There is an ancient alchemy that exists between mushrooms and cacao. Both have been used in ancient healing traditions, and both have sacred and divine connotations. And their names reflect it: Cacao, Food of the Gods, and mushrooms, Flesh of the Gods.
The Aztecs held cacao in the highest esteem and a bitter beverage was commonly made from the plant for use in ritual and religious ceremony.
The Nahuatl language offers insight into other sacred foods that were used in ceremony, such as the teonanacatl mushroom, which translates to “flesh of the gods.” A fungus of divine status, the teonanacatl mushroom refers to Psilocybe mexicana, a psychedelic mushroom also found native to Mesoamerica. It is well documented that these consciousness-expanding mushrooms were consumed together with cacao in ritual. The food of the gods nourishing the divine communion with the flesh of the gods.
Study of these ancient Mesoamerican cultures reveals that cacao has an established history of being consumed in combination with other ritualistic foods, especially psychoactive plants and fungi. In magic mushroom ceremonies, the Aztecs would combine teonanacatl with cacao to be served as a mushroom-cacao mixed beverage. In other cases, the mushrooms were eaten alone and followed by cacao drinks in order to further heighten the psychoactive effects.
It was thought that the qualities found in cacao potentiate and guide the spirit of the mushroom experience. The synergistic effects of cacao and mushrooms have become a classic pairing, thousands of years old.
While our recipe below contains non-psychoactive medicinal mushrooms, we still opt for a chocolate-based delivery system for our fungi. Yum!
The process of tempering helps the chocolate to set up firmly so it will snap when bitten into or broken. This process will also help give the final product a glossy sheen and bring out the flavors. It’s a bit more labour intensive but we love the end product. We encourage you to explore with ingredients, spices, and mushroom varieties.
- 1/2 cup cacao powder
- 3/4 cup cacao butter, melted
- 1/4 cup Forest Juice maple syrup
- 10 ml 11:11 tincture, or any mushrooms of choice
- 1 1/2 tsp. vanilla extract
- 1 tsp cinnamon
- Pinch of cayenne

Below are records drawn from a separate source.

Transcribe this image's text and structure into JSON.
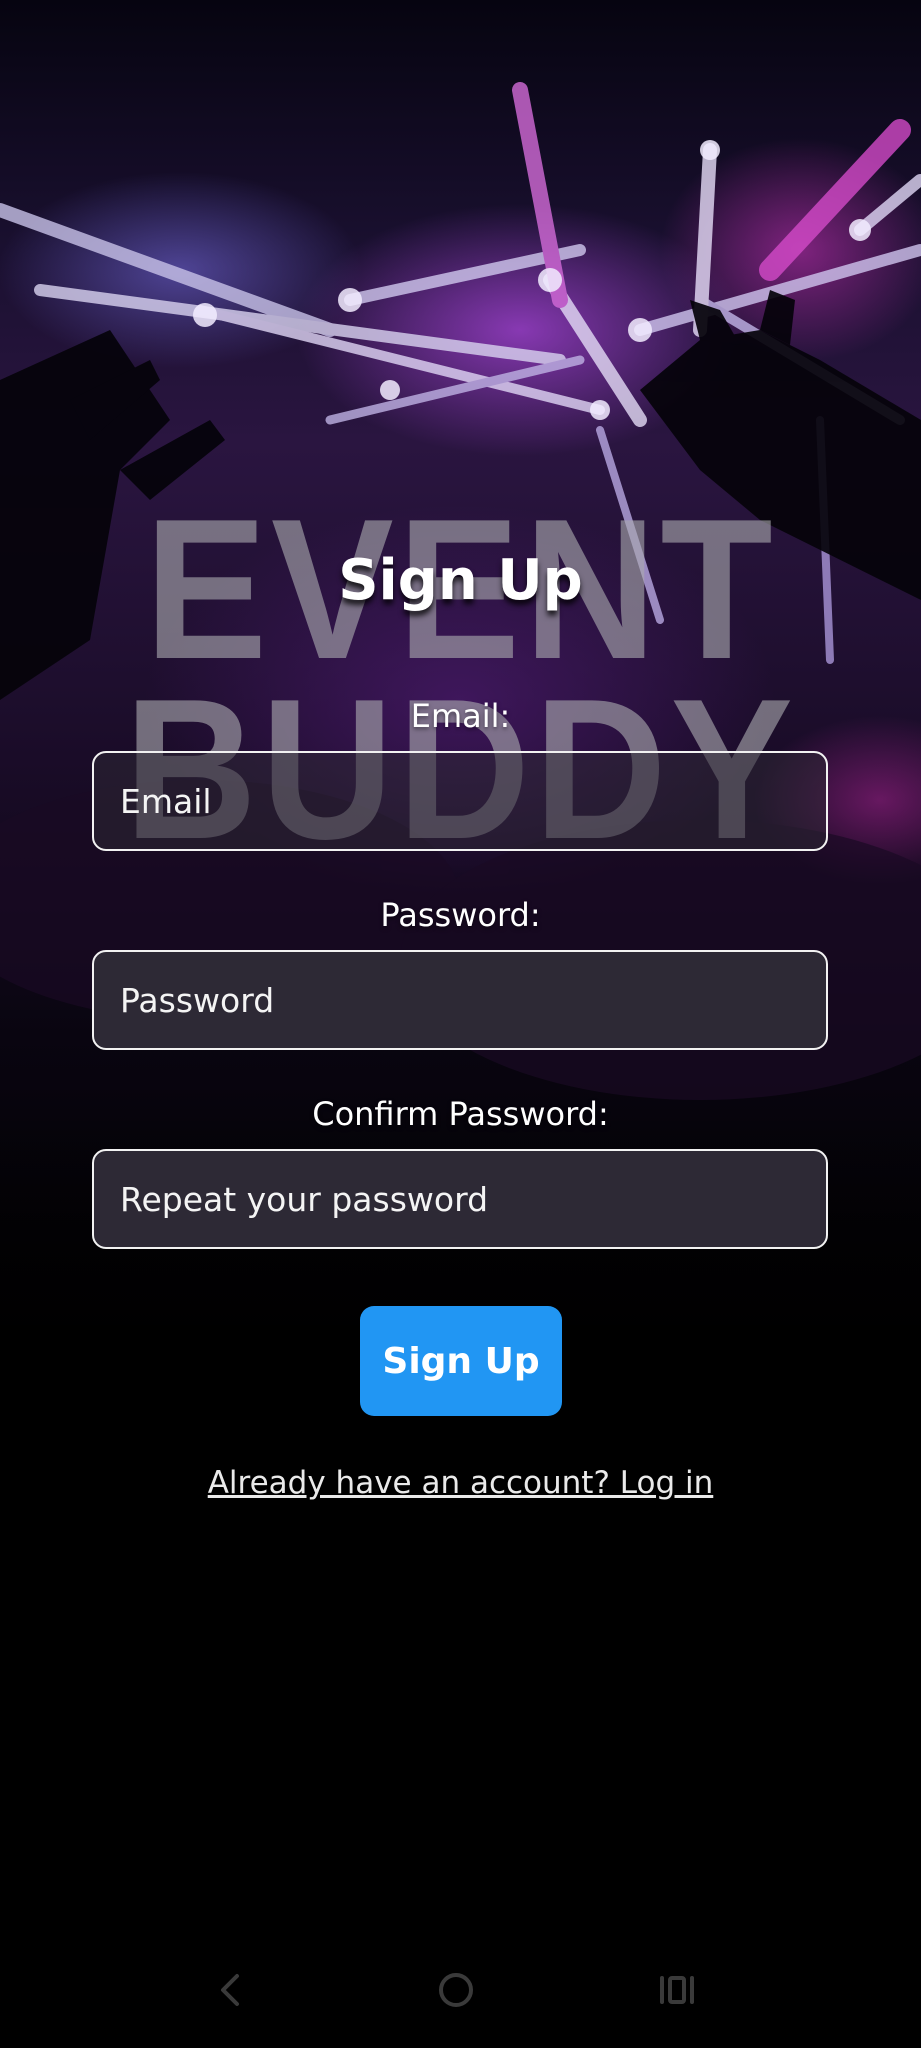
{
  "app": {
    "logo_text_line1": "EVENT",
    "logo_text_line2": "BUDDY"
  },
  "form": {
    "title": "Sign Up",
    "email_label": "Email:",
    "email_placeholder": "Email",
    "password_label": "Password:",
    "password_placeholder": "Password",
    "confirm_label": "Confirm Password:",
    "confirm_placeholder": "Repeat your password",
    "submit_label": "Sign Up",
    "login_link": "Already have an account? Log in"
  },
  "navbar": {
    "items": [
      {
        "icon": "back-icon"
      },
      {
        "icon": "home-icon"
      },
      {
        "icon": "recent-apps-icon"
      }
    ]
  },
  "colors": {
    "accent": "#2196f3",
    "background": "#000000",
    "input_fill": "#2d2935"
  }
}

- Pinch of salt
- Chocolate Molds (unless you are making a bark, which you could lay flat on a baking sheet)
- Food thermometer
- Saucepan and mixing bowl to create double boiler
- Wash and dry any molds you will use for your chocolates
- Prepare your double boiler: fill a saucepan with water, less than halfway full, and place on the stove on high until it starts to boil. Find a dry mixing bowl and place over the saucepan once the water is boiling. The water should not be hitting the top of the mixing bowl and it should be only the steam that is heating the mixing bowl
- Place cacao butter and cacao powder in a clean, dry bowl over the heat source to melt
- Remember the bowl of cacao should not be directly touching the heat, but rather be suspended above hot water, to be gradually melted by the steam
- Stir cacao butter and powder with a whisk
- As the cacao butter and paste melt together, take the temperature of the melted paste. Bring the temperature up to 115° (46° celsius)
- Immediately remove bowl from hot water source once at this temperature
- Continue to stir. You can add a solid piece of cacao butter or a bit more cacao powder to the melted mixture to cool it down
- Add all other ingredients
- Cool down to 84° (29° celsius)
- Once the mixture has reached 84° (29° celsius) return mixture to the double boiler
- Heat mixture back up to 88° (31° celsius) and immediately remove from heat. At 88 degrees, the chocolate is in temper and will yield the best result
- Pour chocolate mixture into your molds, allow to sit and become solid, either at room temperature or by placing molds in fridge